**Assigned task**
From the first line to the last, return the data exactly as it stands.

Available records below:

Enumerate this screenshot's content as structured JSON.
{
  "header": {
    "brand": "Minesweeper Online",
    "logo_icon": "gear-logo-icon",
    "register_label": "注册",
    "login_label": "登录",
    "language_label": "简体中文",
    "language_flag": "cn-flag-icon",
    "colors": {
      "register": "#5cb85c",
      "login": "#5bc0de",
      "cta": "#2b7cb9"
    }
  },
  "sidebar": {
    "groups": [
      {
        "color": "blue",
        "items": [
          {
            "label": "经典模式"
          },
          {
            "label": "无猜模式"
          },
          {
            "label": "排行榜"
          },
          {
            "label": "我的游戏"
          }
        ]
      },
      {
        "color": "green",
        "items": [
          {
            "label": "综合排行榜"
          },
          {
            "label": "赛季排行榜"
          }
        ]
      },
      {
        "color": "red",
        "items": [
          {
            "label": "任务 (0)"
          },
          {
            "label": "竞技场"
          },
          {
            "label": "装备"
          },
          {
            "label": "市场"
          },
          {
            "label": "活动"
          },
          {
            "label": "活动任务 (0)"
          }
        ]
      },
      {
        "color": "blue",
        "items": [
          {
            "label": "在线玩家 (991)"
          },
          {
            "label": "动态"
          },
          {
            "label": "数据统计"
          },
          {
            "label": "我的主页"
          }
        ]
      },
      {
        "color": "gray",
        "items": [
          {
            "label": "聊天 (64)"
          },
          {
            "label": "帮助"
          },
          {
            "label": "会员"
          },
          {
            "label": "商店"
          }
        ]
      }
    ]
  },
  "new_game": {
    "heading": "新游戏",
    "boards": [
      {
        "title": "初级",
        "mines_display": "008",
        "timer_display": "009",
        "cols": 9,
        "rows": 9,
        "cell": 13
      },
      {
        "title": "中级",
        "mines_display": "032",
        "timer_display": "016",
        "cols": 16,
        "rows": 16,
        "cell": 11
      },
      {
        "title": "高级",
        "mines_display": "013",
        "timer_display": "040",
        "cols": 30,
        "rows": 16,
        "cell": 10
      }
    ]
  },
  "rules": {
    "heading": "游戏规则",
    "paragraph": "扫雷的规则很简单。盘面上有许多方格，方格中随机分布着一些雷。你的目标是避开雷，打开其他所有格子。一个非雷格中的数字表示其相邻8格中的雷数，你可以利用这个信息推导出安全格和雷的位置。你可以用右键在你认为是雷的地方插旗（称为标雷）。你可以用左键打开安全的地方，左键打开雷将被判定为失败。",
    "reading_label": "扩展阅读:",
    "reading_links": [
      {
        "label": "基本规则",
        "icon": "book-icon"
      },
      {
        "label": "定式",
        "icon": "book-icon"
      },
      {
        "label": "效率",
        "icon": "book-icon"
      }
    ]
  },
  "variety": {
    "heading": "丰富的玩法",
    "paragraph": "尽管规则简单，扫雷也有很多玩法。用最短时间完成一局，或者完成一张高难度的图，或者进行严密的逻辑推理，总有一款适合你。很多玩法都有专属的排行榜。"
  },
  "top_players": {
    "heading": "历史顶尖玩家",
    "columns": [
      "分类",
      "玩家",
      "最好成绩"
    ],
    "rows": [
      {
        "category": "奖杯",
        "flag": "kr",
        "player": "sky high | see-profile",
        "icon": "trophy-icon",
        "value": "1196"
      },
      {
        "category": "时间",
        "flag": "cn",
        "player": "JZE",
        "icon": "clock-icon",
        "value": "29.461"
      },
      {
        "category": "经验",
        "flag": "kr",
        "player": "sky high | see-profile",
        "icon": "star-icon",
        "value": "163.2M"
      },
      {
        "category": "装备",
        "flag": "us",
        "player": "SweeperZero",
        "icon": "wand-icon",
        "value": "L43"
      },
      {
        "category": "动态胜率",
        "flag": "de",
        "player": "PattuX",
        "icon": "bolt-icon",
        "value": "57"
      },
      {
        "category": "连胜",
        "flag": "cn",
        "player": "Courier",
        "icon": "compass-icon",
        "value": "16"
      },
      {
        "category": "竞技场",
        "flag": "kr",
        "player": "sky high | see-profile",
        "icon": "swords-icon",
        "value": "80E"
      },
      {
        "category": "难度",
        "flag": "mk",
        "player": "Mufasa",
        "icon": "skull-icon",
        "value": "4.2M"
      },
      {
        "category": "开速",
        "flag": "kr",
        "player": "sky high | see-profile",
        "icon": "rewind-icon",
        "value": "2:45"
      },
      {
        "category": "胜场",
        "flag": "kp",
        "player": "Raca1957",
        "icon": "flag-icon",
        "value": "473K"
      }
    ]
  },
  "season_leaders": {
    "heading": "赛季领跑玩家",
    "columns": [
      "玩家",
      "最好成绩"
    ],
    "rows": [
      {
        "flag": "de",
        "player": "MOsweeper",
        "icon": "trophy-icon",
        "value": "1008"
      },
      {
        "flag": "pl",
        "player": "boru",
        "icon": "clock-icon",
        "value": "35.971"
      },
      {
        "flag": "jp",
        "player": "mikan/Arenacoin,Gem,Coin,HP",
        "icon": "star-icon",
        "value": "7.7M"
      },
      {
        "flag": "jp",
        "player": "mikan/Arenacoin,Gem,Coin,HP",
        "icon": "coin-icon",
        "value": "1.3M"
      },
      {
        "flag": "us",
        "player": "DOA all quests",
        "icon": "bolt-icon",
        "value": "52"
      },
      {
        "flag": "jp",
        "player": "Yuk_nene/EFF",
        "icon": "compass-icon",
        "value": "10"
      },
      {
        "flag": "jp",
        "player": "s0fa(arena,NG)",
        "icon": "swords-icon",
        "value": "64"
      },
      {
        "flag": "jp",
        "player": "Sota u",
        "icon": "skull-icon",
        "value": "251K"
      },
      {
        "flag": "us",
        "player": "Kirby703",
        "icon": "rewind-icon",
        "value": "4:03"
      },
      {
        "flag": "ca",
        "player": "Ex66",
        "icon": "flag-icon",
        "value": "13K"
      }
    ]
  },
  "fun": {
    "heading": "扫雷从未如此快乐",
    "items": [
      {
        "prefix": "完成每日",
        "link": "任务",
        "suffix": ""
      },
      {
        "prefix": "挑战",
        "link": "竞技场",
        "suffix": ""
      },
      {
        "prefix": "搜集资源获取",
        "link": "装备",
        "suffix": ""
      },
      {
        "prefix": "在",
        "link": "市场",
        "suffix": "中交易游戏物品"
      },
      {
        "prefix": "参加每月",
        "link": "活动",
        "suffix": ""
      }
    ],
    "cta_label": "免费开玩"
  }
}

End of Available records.

**Written answer**
Enumerate this screenshot's content as structured JSON.
{
  "header": {
    "brand": "Minesweeper Online",
    "logo_icon": "gear-logo-icon",
    "register_label": "注册",
    "login_label": "登录",
    "language_label": "简体中文",
    "language_flag": "cn-flag-icon",
    "colors": {
      "register": "#5cb85c",
      "login": "#5bc0de",
      "cta": "#2b7cb9"
    }
  },
  "sidebar": {
    "groups": [
      {
        "color": "blue",
        "items": [
          {
            "label": "经典模式"
          },
          {
            "label": "无猜模式"
          },
          {
            "label": "排行榜"
          },
          {
            "label": "我的游戏"
          }
        ]
      },
      {
        "color": "green",
        "items": [
          {
            "label": "综合排行榜"
          },
          {
            "label": "赛季排行榜"
          }
        ]
      },
      {
        "color": "red",
        "items": [
          {
            "label": "任务 (0)"
          },
          {
            "label": "竞技场"
          },
          {
            "label": "装备"
          },
          {
            "label": "市场"
          },
          {
            "label": "活动"
          },
          {
            "label": "活动任务 (0)"
          }
        ]
      },
      {
        "color": "blue",
        "items": [
          {
            "label": "在线玩家 (991)"
          },
          {
            "label": "动态"
          },
          {
            "label": "数据统计"
          },
          {
            "label": "我的主页"
          }
        ]
      },
      {
        "color": "gray",
        "items": [
          {
            "label": "聊天 (64)"
          },
          {
            "label": "帮助"
          },
          {
            "label": "会员"
          },
          {
            "label": "商店"
          }
        ]
      }
    ]
  },
  "new_game": {
    "heading": "新游戏",
    "boards": [
      {
        "title": "初级",
        "mines_display": "008",
        "timer_display": "009",
        "cols": 9,
        "rows": 9,
        "cell": 13
      },
      {
        "title": "中级",
        "mines_display": "032",
        "timer_display": "016",
        "cols": 16,
        "rows": 16,
        "cell": 11
      },
      {
        "title": "高级",
        "mines_display": "013",
        "timer_display": "040",
        "cols": 30,
        "rows": 16,
        "cell": 10
      }
    ]
  },
  "rules": {
    "heading": "游戏规则",
    "paragraph": "扫雷的规则很简单。盘面上有许多方格，方格中随机分布着一些雷。你的目标是避开雷，打开其他所有格子。一个非雷格中的数字表示其相邻8格中的雷数，你可以利用这个信息推导出安全格和雷的位置。你可以用右键在你认为是雷的地方插旗（称为标雷）。你可以用左键打开安全的地方，左键打开雷将被判定为失败。",
    "reading_label": "扩展阅读:",
    "reading_links": [
      {
        "label": "基本规则",
        "icon": "book-icon"
      },
      {
        "label": "定式",
        "icon": "book-icon"
      },
      {
        "label": "效率",
        "icon": "book-icon"
      }
    ]
  },
  "variety": {
    "heading": "丰富的玩法",
    "paragraph": "尽管规则简单，扫雷也有很多玩法。用最短时间完成一局，或者完成一张高难度的图，或者进行严密的逻辑推理，总有一款适合你。很多玩法都有专属的排行榜。"
  },
  "top_players": {
    "heading": "历史顶尖玩家",
    "columns": [
      "分类",
      "玩家",
      "最好成绩"
    ],
    "rows": [
      {
        "category": "奖杯",
        "flag": "kr",
        "player": "sky high | see-profile",
        "icon": "trophy-icon",
        "value": "1196"
      },
      {
        "category": "时间",
        "flag": "cn",
        "player": "JZE",
        "icon": "clock-icon",
        "value": "29.461"
      },
      {
        "category": "经验",
        "flag": "kr",
        "player": "sky high | see-profile",
        "icon": "star-icon",
        "value": "163.2M"
      },
      {
        "category": "装备",
        "flag": "us",
        "player": "SweeperZero",
        "icon": "wand-icon",
        "value": "L43"
      },
      {
        "category": "动态胜率",
        "flag": "de",
        "player": "PattuX",
        "icon": "bolt-icon",
        "value": "57"
      },
      {
        "category": "连胜",
        "flag": "cn",
        "player": "Courier",
        "icon": "compass-icon",
        "value": "16"
      },
      {
        "category": "竞技场",
        "flag": "kr",
        "player": "sky high | see-profile",
        "icon": "swords-icon",
        "value": "80E"
      },
      {
        "category": "难度",
        "flag": "mk",
        "player": "Mufasa",
        "icon": "skull-icon",
        "value": "4.2M"
      },
      {
        "category": "开速",
        "flag": "kr",
        "player": "sky high | see-profile",
        "icon": "rewind-icon",
        "value": "2:45"
      },
      {
        "category": "胜场",
        "flag": "kp",
        "player": "Raca1957",
        "icon": "flag-icon",
        "value": "473K"
      }
    ]
  },
  "season_leaders": {
    "heading": "赛季领跑玩家",
    "columns": [
      "玩家",
      "最好成绩"
    ],
    "rows": [
      {
        "flag": "de",
        "player": "MOsweeper",
        "icon": "trophy-icon",
        "value": "1008"
      },
      {
        "flag": "pl",
        "player": "boru",
        "icon": "clock-icon",
        "value": "35.971"
      },
      {
        "flag": "jp",
        "player": "mikan/Arenacoin,Gem,Coin,HP",
        "icon": "star-icon",
        "value": "7.7M"
      },
      {
        "flag": "jp",
        "player": "mikan/Arenacoin,Gem,Coin,HP",
        "icon": "coin-icon",
        "value": "1.3M"
      },
      {
        "flag": "us",
        "player": "DOA all quests",
        "icon": "bolt-icon",
        "value": "52"
      },
      {
        "flag": "jp",
        "player": "Yuk_nene/EFF",
        "icon": "compass-icon",
        "value": "10"
      },
      {
        "flag": "jp",
        "player": "s0fa(arena,NG)",
        "icon": "swords-icon",
        "value": "64"
      },
      {
        "flag": "jp",
        "player": "Sota u",
        "icon": "skull-icon",
        "value": "251K"
      },
      {
        "flag": "us",
        "player": "Kirby703",
        "icon": "rewind-icon",
        "value": "4:03"
      },
      {
        "flag": "ca",
        "player": "Ex66",
        "icon": "flag-icon",
        "value": "13K"
      }
    ]
  },
  "fun": {
    "heading": "扫雷从未如此快乐",
    "items": [
      {
        "prefix": "完成每日",
        "link": "任务",
        "suffix": ""
      },
      {
        "prefix": "挑战",
        "link": "竞技场",
        "suffix": ""
      },
      {
        "prefix": "搜集资源获取",
        "link": "装备",
        "suffix": ""
      },
      {
        "prefix": "在",
        "link": "市场",
        "suffix": "中交易游戏物品"
      },
      {
        "prefix": "参加每月",
        "link": "活动",
        "suffix": ""
      }
    ],
    "cta_label": "免费开玩"
  }
}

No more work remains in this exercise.